Leading Up to the Trial
The trial of Moses Sithole was a long, expensive, but interesting affair. Not only did it necessarily deal with shockingly gruesome details and include exhaustive testimony on DNA, but there were also some intriguing, if not dramatic, twists.
Of course, it took almost a year to get there.
Sithole himself first appeared in court on Nov. 13, 1995, shuffling in on crutches. Many people, including relatives of the victims, attended, and they were not friendly. Foreseeing an emotional crowd, the building housing the Brakpan Magistrates Court was sealed off with razor wire and guarded by heavily armed police officers. Some people were very disappointed when they arrived too late to see the suspect, since his case had already been heard at and was merely postponed for further investigation. They vowed to camp out at the building on the following occasion.
On Dec. 5, Sithole reappeared in the magistrates court. His attorney, Tony Richard, presented a letter from psychiatrist Dr. Leon Fine to the judge, proposing that Sithole be sent for clinical observation. Apparently, Sithole had suffered some head injuries during previous assaults and boxing matches, and these may have prevented him from realising the wrongfulness of his actions. It is interesting, however, that, despite not realizing that killing these women was wrong, he nevertheless went to tremendous lengths to cunningly mislead them, to lure them far away from other people, to leave almost no evidence behind, and to remove the victims belongings so as to prolong their identification. The judge ordered that Sithole be transferred to the Krugersdorp Prison, where he could be observed at nearby
On May 20, Sithole appeared in the Pretoria Supreme Court, where a date was set for the trial to begin five months later.
In mid-Sept., Sithole received a new, private attorney, Eben Jordaan, whose fees (although 20 percent below the usual rates) would be carried by the State.
On Sept. 30, the newspapers went wild. They reported that Moses Sithole would be charged with 38 counts of murder, 40 counts of rape and 6 counts of robbery. Four of the murder charges related to women previously attributed by the police to alleged

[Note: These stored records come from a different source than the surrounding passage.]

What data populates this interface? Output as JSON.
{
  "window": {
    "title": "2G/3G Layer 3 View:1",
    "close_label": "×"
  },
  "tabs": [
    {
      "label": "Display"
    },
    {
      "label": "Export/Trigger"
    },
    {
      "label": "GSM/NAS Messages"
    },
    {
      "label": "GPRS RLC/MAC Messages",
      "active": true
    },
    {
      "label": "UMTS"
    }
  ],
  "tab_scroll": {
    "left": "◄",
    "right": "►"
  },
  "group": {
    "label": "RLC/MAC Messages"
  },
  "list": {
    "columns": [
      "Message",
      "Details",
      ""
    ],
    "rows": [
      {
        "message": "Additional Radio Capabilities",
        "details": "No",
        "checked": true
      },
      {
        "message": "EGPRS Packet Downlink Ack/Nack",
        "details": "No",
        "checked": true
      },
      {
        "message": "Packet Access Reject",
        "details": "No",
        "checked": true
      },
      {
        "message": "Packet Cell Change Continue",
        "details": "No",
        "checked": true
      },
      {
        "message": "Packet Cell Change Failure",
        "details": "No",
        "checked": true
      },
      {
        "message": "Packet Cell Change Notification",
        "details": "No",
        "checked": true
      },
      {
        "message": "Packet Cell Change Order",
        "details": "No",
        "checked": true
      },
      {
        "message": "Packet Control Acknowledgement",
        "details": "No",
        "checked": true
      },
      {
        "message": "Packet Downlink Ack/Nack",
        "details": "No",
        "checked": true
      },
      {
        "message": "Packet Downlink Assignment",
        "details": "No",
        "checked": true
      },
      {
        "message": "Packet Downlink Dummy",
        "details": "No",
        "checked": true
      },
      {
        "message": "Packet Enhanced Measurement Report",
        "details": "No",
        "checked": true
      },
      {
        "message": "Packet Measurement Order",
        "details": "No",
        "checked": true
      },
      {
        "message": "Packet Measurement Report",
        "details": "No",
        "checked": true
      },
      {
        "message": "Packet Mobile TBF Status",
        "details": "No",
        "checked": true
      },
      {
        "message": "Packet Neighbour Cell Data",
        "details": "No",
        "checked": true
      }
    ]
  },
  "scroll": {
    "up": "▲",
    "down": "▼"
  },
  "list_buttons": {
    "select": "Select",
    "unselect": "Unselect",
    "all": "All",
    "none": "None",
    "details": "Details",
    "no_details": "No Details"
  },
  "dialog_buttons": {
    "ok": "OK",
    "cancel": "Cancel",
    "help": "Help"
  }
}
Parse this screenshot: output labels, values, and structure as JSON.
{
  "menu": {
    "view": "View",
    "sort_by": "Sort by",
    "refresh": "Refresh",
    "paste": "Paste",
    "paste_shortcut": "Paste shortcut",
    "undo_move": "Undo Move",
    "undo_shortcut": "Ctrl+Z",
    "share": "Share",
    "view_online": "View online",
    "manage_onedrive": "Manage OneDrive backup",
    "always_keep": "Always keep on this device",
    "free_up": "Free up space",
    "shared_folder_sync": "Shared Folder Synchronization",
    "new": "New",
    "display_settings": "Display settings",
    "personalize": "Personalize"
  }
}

Questioned on whether any of these four were included in the six victims police claimed were positively linked to Selepe at the turn of 1994, they chose not to comment, as the Sithole case is considered to be sub judice, quoted in the Cape Times. The names of the six connected to Selepe has never been made public.
Amanda Kebofile Thethe, age 26, was found on Aug. 6, 1994, near
Another body, that of Rose Rebothile Mogotsi, had also been added to the charges. Rose was found on